The numbers are staggering, but there has been little world attention given to an emergency situation in South Sudan.

At least 150,000 people have been displaced from their homes due to heavy flooding in the eastern Jonglei state. This comes after violence in the region affected an estimated 400,000 Sudanese in early 2020, and last year’s floods in the same area had already displaced a further 900,000 people.

The Archbishop of Sydney’s Anglican Aid has opened an appeal to help.

Sydney minister the Rev Samuel John, who pastors the Sudanese congregation at Oakhurst, is providing information on the effects of the disaster.

“Jonglei state’s flood is not on the major news outlets,” Mr John says. “However, we receive updates through livestreaming videos from the relatives on the ground, and we use social media networks and telephone calls to connect with those who are affected by the floods. In fact, we all have family members and close relatives who talk to us day and night.”

The disaster couldn’t have come at a worse time in South Sudan’s annual lean season, and as the country navigates a fragile peace deal plus the effects of COVID-19.

“Last night, it was traumatic and deeply disturbing to learn that many people have lost their lives, including a mother and a child at birth,” Mr John said in a prayer letter. “Elderly people are left unattended, they drowned in the water; some who are isolated starved to death. 

“The death toll is currently close to 100, properties are damaged, livestocks are gone.
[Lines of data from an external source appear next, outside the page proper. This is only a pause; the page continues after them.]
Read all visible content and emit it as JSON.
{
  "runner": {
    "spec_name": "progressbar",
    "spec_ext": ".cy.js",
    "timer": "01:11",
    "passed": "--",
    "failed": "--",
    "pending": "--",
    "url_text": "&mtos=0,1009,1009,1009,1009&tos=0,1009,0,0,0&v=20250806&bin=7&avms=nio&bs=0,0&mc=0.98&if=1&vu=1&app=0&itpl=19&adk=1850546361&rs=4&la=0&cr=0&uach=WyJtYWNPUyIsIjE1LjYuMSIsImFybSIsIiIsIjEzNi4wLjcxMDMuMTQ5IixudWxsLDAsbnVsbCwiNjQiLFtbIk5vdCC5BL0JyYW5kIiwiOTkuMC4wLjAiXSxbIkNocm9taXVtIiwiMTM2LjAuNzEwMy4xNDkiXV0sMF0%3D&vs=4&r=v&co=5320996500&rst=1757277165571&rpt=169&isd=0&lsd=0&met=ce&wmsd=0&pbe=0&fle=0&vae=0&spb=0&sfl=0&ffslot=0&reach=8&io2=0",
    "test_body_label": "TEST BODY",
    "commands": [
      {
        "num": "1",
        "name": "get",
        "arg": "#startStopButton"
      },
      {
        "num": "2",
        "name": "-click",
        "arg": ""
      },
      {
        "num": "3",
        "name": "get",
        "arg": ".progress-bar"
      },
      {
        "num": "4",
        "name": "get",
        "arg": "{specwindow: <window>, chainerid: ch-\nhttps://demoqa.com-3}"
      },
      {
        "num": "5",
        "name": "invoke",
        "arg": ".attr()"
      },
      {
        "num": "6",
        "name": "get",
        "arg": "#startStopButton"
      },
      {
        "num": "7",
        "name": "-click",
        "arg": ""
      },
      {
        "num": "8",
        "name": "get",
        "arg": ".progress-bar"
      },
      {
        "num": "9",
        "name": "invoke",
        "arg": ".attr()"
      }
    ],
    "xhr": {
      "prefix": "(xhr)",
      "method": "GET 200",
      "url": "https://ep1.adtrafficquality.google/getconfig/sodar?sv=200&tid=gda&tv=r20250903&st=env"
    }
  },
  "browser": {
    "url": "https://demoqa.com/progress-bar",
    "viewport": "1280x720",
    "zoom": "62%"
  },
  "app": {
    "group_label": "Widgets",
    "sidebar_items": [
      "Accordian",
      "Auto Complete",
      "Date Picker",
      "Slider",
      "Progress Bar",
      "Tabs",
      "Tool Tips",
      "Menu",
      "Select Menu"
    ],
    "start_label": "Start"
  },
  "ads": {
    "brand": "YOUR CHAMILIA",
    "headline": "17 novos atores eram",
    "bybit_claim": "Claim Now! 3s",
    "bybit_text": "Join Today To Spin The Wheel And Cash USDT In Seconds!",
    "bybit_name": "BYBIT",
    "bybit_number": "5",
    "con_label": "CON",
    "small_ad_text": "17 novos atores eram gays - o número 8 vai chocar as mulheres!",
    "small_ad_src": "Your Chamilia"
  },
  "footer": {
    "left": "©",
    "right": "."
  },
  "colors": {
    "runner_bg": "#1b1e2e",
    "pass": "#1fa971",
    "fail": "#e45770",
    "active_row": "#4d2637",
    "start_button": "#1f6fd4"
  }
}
Soon or later, water-borne diseases will erupt, the hygiene-related disease is imminent. I am afraid the disaster will take many lives.”
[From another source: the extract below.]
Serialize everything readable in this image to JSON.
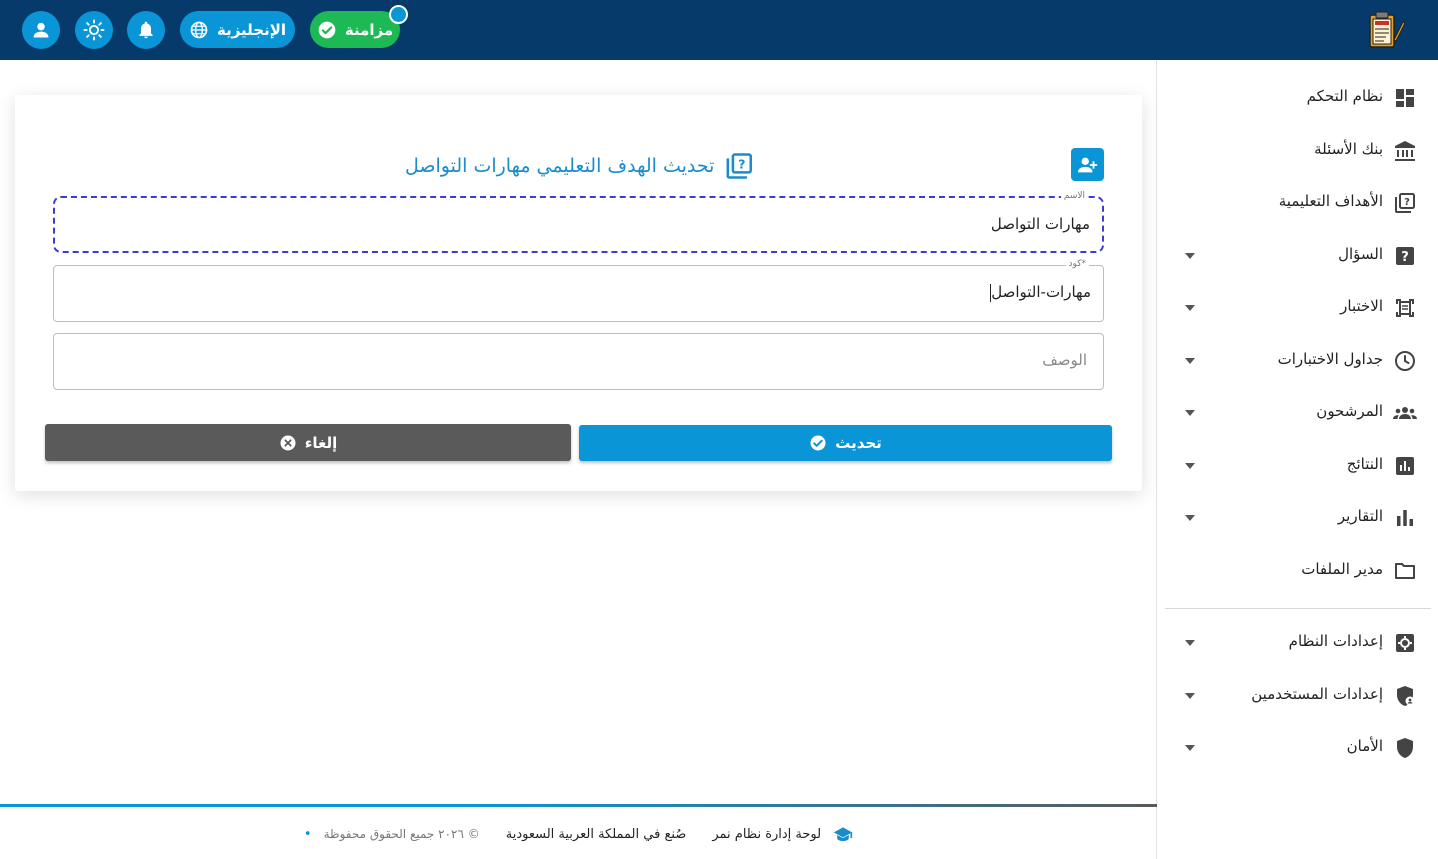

According to international reports, Lake Victoria is filling up to record levels not seen since 1964. The impact of the water’s rise has already been felt in the basin countries of Kenya, Uganda and Tanzania, and Uganda has taken steps to release water to ease the pressure on the lake. 

Downstream, the swelling of the Nile adds to the problems caused by the rainy season in South Sudan, which is still recovering from last year’s catastrophic floods.

“We cannot sleep or have joy in our hearts while our brothers have tears in their eyes – we have to be our brothers’ keepers,” Pastor John said.

“Paul said in Philippians 2:2-4, ‘Then make my joy complete by being like-minded, having the same love, being one in spirit and of one mind. Do nothing out of selfish ambition or vain conceit. Rather, in humility value others above yourselves, not looking to your own interests but each of you to the interests of the others.’ 

“Please consider [those affected] in your prayers.”

For information about the appeal visit the Anglican Aid website.